■ **TASK DETAILS**
The entries below must be repeated exactly. None may be skipped.
=== DATA FOR THE TASK ===
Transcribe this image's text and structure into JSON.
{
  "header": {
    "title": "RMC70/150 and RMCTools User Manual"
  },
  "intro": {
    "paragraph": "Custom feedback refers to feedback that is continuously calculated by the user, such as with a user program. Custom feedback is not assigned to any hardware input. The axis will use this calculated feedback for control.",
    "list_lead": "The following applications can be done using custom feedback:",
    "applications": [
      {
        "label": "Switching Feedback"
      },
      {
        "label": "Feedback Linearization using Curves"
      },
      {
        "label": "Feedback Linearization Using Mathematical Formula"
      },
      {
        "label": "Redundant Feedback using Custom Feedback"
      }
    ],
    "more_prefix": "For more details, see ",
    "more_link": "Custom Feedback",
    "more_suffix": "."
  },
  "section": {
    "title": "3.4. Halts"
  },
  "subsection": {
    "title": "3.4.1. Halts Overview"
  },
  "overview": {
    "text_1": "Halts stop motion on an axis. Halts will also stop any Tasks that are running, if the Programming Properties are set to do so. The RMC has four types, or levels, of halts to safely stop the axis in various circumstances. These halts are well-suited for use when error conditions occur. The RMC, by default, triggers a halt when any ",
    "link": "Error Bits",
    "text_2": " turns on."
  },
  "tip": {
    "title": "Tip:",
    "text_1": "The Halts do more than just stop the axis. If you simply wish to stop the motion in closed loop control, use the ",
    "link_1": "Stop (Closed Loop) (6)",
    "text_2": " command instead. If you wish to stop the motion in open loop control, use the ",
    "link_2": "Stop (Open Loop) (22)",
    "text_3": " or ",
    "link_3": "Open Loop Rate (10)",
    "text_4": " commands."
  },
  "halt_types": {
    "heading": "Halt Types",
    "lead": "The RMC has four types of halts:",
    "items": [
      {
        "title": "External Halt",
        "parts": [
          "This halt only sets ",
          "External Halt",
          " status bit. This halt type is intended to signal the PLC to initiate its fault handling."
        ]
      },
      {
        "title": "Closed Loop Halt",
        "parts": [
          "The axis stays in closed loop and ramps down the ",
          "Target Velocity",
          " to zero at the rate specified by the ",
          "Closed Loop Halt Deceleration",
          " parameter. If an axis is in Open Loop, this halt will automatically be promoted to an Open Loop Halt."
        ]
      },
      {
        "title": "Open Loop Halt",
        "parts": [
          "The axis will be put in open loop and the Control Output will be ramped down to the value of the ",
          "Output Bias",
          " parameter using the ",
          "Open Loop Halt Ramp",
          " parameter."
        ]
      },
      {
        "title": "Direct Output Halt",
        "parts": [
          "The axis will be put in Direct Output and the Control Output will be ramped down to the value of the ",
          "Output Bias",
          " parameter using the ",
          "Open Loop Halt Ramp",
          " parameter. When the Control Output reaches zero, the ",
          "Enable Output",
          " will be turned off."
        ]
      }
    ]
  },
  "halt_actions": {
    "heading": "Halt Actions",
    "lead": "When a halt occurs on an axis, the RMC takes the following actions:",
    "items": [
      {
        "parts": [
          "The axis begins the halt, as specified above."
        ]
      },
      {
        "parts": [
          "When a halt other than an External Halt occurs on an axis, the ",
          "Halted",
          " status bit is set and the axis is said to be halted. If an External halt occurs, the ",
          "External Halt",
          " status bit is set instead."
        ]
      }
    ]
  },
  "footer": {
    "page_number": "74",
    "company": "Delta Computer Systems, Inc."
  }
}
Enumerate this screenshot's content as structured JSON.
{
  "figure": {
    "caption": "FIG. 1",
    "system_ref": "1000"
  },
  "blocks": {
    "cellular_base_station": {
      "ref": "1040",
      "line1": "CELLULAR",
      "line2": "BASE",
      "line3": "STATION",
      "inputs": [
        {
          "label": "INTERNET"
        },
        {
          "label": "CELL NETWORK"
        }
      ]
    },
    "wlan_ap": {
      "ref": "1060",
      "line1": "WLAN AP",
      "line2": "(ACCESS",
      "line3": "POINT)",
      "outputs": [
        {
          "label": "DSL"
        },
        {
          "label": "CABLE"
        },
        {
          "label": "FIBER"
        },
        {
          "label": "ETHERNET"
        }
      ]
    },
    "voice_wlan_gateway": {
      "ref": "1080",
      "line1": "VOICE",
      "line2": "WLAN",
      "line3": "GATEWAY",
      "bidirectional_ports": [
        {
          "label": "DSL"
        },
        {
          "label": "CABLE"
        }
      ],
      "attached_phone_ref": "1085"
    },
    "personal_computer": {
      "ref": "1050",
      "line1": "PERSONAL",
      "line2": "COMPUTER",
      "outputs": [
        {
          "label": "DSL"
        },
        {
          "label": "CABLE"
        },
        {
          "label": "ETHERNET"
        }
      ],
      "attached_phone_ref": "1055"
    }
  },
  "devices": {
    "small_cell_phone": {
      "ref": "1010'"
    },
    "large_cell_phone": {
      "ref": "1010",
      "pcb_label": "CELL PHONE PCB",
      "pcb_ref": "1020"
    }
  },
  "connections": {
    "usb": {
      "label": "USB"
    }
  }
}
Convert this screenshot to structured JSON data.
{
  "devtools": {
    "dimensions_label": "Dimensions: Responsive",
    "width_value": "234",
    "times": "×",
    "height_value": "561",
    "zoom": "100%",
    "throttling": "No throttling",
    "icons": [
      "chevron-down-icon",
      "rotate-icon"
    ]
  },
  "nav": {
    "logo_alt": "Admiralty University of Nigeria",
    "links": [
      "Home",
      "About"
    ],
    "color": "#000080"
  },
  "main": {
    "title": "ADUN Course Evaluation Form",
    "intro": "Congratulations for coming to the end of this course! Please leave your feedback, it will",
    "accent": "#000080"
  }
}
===
■ **EXERCISE ANSWER**
Transcribe this image's text and structure into JSON.
{
  "header": {
    "title": "RMC70/150 and RMCTools User Manual"
  },
  "intro": {
    "paragraph": "Custom feedback refers to feedback that is continuously calculated by the user, such as with a user program. Custom feedback is not assigned to any hardware input. The axis will use this calculated feedback for control.",
    "list_lead": "The following applications can be done using custom feedback:",
    "applications": [
      {
        "label": "Switching Feedback"
      },
      {
        "label": "Feedback Linearization using Curves"
      },
      {
        "label": "Feedback Linearization Using Mathematical Formula"
      },
      {
        "label": "Redundant Feedback using Custom Feedback"
      }
    ],
    "more_prefix": "For more details, see ",
    "more_link": "Custom Feedback",
    "more_suffix": "."
  },
  "section": {
    "title": "3.4. Halts"
  },
  "subsection": {
    "title": "3.4.1. Halts Overview"
  },
  "overview": {
    "text_1": "Halts stop motion on an axis. Halts will also stop any Tasks that are running, if the Programming Properties are set to do so. The RMC has four types, or levels, of halts to safely stop the axis in various circumstances. These halts are well-suited for use when error conditions occur. The RMC, by default, triggers a halt when any ",
    "link": "Error Bits",
    "text_2": " turns on."
  },
  "tip": {
    "title": "Tip:",
    "text_1": "The Halts do more than just stop the axis. If you simply wish to stop the motion in closed loop control, use the ",
    "link_1": "Stop (Closed Loop) (6)",
    "text_2": " command instead. If you wish to stop the motion in open loop control, use the ",
    "link_2": "Stop (Open Loop) (22)",
    "text_3": " or ",
    "link_3": "Open Loop Rate (10)",
    "text_4": " commands."
  },
  "halt_types": {
    "heading": "Halt Types",
    "lead": "The RMC has four types of halts:",
    "items": [
      {
        "title": "External Halt",
        "parts": [
          "This halt only sets ",
          "External Halt",
          " status bit. This halt type is intended to signal the PLC to initiate its fault handling."
        ]
      },
      {
        "title": "Closed Loop Halt",
        "parts": [
          "The axis stays in closed loop and ramps down the ",
          "Target Velocity",
          " to zero at the rate specified by the ",
          "Closed Loop Halt Deceleration",
          " parameter. If an axis is in Open Loop, this halt will automatically be promoted to an Open Loop Halt."
        ]
      },
      {
        "title": "Open Loop Halt",
        "parts": [
          "The axis will be put in open loop and the Control Output will be ramped down to the value of the ",
          "Output Bias",
          " parameter using the ",
          "Open Loop Halt Ramp",
          " parameter."
        ]
      },
      {
        "title": "Direct Output Halt",
        "parts": [
          "The axis will be put in Direct Output and the Control Output will be ramped down to the value of the ",
          "Output Bias",
          " parameter using the ",
          "Open Loop Halt Ramp",
          " parameter. When the Control Output reaches zero, the ",
          "Enable Output",
          " will be turned off."
        ]
      }
    ]
  },
  "halt_actions": {
    "heading": "Halt Actions",
    "lead": "When a halt occurs on an axis, the RMC takes the following actions:",
    "items": [
      {
        "parts": [
          "The axis begins the halt, as specified above."
        ]
      },
      {
        "parts": [
          "When a halt other than an External Halt occurs on an axis, the ",
          "Halted",
          " status bit is set and the axis is said to be halted. If an External halt occurs, the ",
          "External Halt",
          " status bit is set instead."
        ]
      }
    ]
  },
  "footer": {
    "page_number": "74",
    "company": "Delta Computer Systems, Inc."
  }
}
Enumerate this screenshot's content as structured JSON.
{
  "figure": {
    "caption": "FIG. 1",
    "system_ref": "1000"
  },
  "blocks": {
    "cellular_base_station": {
      "ref": "1040",
      "line1": "CELLULAR",
      "line2": "BASE",
      "line3": "STATION",
      "inputs": [
        {
          "label": "INTERNET"
        },
        {
          "label": "CELL NETWORK"
        }
      ]
    },
    "wlan_ap": {
      "ref": "1060",
      "line1": "WLAN AP",
      "line2": "(ACCESS",
      "line3": "POINT)",
      "outputs": [
        {
          "label": "DSL"
        },
        {
          "label": "CABLE"
        },
        {
          "label": "FIBER"
        },
        {
          "label": "ETHERNET"
        }
      ]
    },
    "voice_wlan_gateway": {
      "ref": "1080",
      "line1": "VOICE",
      "line2": "WLAN",
      "line3": "GATEWAY",
      "bidirectional_ports": [
        {
          "label": "DSL"
        },
        {
          "label": "CABLE"
        }
      ],
      "attached_phone_ref": "1085"
    },
    "personal_computer": {
      "ref": "1050",
      "line1": "PERSONAL",
      "line2": "COMPUTER",
      "outputs": [
        {
          "label": "DSL"
        },
        {
          "label": "CABLE"
        },
        {
          "label": "ETHERNET"
        }
      ],
      "attached_phone_ref": "1055"
    }
  },
  "devices": {
    "small_cell_phone": {
      "ref": "1010'"
    },
    "large_cell_phone": {
      "ref": "1010",
      "pcb_label": "CELL PHONE PCB",
      "pcb_ref": "1020"
    }
  },
  "connections": {
    "usb": {
      "label": "USB"
    }
  }
}
Convert this screenshot to structured JSON data.
{
  "devtools": {
    "dimensions_label": "Dimensions: Responsive",
    "width_value": "234",
    "times": "×",
    "height_value": "561",
    "zoom": "100%",
    "throttling": "No throttling",
    "icons": [
      "chevron-down-icon",
      "rotate-icon"
    ]
  },
  "nav": {
    "logo_alt": "Admiralty University of Nigeria",
    "links": [
      "Home",
      "About"
    ],
    "color": "#000080"
  },
  "main": {
    "title": "ADUN Course Evaluation Form",
    "intro": "Congratulations for coming to the end of this course! Please leave your feedback, it will",
    "accent": "#000080"
  }
}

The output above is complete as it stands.